Most people don’t really understand the phrase “Blood is thicker than Water”. It comes from a longer quote, “The blood of the covenant is thicker than the water of the womb”. Most people see the first and know it means that family is the most important bond. But according to the second, the bonds you chose to form (i.e. Friends), are stronger than those forged by familial ties.

I like to think of it as saying some ties you make are more important than the ones we are born into. That there is something more to family than just sharing blood. Like marriage for example, you chose to form that bond.

I am very close to my maternal grandparents, very close to some of my cousins. But I am also very close to some family members to whom I am not strictly related to. With whom I do not share a single drop of blood.

Like my Mama Rosario. Who is not my mother or stepmother, but rather my grandmother’s best friend of almost sixty years. She practically raised me. She and my

grandmother have been friends since they were six years old in Cuba. For all intents and purposes, she is family. Though we are not really related.

Or take my tia Lily. She bought the blanket they wrapped me in when they brought me home from the hospital. Her daughter Alejandra calls me cousin Sammy. And yet I am not related to her. But she has been my mom’s best friend for about 20 years.

I am a firm believer in the fact that family can be more than blood.

Because of this, I have more cousins than I can count.


Here Not Everywhere

(“Those Who Don’t”)

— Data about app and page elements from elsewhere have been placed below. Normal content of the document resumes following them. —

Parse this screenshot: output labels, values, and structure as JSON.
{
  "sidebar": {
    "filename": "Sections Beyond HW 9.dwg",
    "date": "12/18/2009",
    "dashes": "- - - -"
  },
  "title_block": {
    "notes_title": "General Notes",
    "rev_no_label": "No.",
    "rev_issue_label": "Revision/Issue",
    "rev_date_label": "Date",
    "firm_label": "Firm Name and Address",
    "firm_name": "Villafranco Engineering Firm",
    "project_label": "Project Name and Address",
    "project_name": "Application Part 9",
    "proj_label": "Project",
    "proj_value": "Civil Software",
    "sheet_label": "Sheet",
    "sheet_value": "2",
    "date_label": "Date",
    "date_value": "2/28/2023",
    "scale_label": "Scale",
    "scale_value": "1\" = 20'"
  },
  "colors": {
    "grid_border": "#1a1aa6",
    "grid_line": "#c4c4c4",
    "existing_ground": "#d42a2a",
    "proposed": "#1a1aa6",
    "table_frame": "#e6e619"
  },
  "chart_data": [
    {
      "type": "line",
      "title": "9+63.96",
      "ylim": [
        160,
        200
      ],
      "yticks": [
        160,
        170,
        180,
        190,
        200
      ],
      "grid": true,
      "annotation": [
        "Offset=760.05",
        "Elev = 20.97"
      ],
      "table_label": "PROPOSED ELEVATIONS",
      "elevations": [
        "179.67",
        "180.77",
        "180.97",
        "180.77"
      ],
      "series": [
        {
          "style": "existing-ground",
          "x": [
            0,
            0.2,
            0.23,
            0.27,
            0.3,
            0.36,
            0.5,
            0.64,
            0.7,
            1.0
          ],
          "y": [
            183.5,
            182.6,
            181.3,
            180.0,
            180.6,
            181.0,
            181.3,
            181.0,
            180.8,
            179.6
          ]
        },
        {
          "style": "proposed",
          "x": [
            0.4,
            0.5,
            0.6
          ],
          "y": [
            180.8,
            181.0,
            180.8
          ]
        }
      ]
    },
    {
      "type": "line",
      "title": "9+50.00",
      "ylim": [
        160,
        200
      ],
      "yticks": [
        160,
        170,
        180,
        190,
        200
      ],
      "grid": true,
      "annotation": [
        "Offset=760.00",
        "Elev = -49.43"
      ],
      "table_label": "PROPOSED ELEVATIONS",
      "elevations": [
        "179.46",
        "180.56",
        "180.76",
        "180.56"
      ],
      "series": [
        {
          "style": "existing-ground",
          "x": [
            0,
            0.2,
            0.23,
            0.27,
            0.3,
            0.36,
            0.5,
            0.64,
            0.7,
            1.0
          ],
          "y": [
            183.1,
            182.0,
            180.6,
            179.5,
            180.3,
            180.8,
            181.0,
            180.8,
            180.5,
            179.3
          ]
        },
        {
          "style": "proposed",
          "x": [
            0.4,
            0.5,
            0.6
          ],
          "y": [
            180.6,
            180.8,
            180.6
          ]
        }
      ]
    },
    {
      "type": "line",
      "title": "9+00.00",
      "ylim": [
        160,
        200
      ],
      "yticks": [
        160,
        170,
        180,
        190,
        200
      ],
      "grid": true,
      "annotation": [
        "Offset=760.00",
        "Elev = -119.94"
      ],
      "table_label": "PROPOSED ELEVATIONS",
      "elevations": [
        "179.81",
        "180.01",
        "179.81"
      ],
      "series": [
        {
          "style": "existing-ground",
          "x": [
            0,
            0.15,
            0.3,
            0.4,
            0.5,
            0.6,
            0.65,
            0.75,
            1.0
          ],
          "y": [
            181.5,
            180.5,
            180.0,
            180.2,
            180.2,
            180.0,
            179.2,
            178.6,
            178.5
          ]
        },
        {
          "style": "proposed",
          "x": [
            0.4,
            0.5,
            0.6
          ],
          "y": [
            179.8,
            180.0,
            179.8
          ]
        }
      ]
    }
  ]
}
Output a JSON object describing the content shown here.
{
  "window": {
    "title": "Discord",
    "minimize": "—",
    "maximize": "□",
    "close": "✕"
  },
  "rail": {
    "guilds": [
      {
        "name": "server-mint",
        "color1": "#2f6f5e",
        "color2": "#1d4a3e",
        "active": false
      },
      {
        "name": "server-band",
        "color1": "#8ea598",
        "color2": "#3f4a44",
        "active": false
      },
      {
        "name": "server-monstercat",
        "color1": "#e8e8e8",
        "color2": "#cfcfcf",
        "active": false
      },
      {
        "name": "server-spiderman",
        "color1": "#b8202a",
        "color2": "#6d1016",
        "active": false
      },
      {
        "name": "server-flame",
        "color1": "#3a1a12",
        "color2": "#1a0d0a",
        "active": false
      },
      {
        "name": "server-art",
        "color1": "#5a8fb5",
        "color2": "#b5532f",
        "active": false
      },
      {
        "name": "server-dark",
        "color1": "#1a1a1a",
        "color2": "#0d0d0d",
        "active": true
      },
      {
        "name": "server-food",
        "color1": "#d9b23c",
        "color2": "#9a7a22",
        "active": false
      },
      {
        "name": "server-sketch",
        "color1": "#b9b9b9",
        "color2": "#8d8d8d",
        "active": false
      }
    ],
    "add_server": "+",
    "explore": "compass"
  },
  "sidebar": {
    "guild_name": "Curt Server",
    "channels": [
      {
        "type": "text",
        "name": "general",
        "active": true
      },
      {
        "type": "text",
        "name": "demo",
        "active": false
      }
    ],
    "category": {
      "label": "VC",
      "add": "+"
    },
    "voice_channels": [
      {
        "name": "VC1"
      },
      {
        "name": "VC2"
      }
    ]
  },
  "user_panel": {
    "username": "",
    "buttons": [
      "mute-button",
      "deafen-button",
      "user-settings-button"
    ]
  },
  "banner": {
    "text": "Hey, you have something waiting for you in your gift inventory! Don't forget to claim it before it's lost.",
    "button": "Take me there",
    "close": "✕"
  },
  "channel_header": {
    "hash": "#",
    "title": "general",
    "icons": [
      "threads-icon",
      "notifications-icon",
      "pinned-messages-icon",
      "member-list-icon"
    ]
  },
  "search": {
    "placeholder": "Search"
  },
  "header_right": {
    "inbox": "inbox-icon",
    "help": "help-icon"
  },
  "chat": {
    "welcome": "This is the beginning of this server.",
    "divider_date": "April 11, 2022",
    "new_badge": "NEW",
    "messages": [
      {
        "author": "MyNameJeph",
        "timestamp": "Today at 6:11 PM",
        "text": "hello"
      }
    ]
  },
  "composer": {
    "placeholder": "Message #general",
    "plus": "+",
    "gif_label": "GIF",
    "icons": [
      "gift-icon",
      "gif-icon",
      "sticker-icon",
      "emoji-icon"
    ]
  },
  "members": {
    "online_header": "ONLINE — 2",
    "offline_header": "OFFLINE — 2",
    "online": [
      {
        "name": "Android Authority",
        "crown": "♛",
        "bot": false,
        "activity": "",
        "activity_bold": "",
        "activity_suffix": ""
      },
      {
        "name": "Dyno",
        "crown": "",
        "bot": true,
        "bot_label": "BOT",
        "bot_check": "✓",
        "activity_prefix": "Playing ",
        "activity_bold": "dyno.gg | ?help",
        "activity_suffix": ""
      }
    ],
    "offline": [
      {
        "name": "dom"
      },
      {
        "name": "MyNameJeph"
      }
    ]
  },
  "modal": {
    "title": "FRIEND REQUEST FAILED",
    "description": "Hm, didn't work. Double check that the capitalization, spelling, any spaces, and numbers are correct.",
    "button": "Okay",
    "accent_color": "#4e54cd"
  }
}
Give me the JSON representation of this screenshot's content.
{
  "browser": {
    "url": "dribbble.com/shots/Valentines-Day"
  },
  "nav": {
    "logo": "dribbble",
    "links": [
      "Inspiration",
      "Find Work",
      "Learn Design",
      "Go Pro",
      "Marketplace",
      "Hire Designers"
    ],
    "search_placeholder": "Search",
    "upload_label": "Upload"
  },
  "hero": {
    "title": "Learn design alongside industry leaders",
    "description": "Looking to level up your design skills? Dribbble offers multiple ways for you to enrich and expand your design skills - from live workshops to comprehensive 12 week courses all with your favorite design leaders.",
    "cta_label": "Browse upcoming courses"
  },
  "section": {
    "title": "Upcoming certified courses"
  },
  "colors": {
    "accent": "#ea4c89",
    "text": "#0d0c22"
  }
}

I have always lived in or at the very least near Miami. We moved to Miami from Miami Lakes. Those are the only two places I’ve lived. In those two houses. I have never even left the East Coast. At least, not that I can remember.

Miami is a big city, even when you live in the suburb type neighborhoods like Kendall. Here we do not talk to our neighbors. We do not send children outside to play alone even for a minute. You don’t walk home alone, especially at night. Not even if it’s a block away.

Here, flip-flops in winter are acceptable.

Here, we roll our eyes at tourists who squeal at the sight of the beach, because we are all so bored of sand and waves.

Here, we scoff at sunblock and silently suffer sunburns because we are too used to it to be bothered by the red peeling skin.

Here, humidity is never less than 50%. And the temperature dropping below seventy degrees means its time to break out the sweatshirts and boots. It might as well be snowing. Most people here haven’t seen snow once. Haven’t even seen the leaves change colors. But ask any Ten-year-old and they could tell you exactly when its safe and when its not to be outside during a thunderstorm. Because why should a little bit of rain stop us from running errands. Because you’ve never seen a rainstorm until you’ve seen the 15-minute flash flood Miami gives you. There’ll be water up to your knees.

Here, almost everyone speaks Spanish. And no one looks at you twice if you switch languages half way through a sentence.

Forgetting a word in one language, or only knowing it in Spanish is commonly accepted.

But anywhere else, a bathing suit any where but the pool is out of place. As is a sweater when it’s hotter than 50 degrees.

Anywhere else, forgetting how to say something in English makes people think you hit our head and are speaking in tongues.

But remember, anywhere else, there’s always someone who has never seen the ocean. Never been to Disneyworld.

Everywhere is different. And Miami is sort of messed up. But so is anywhere else. But Miami is home. No matter where we end up going to college.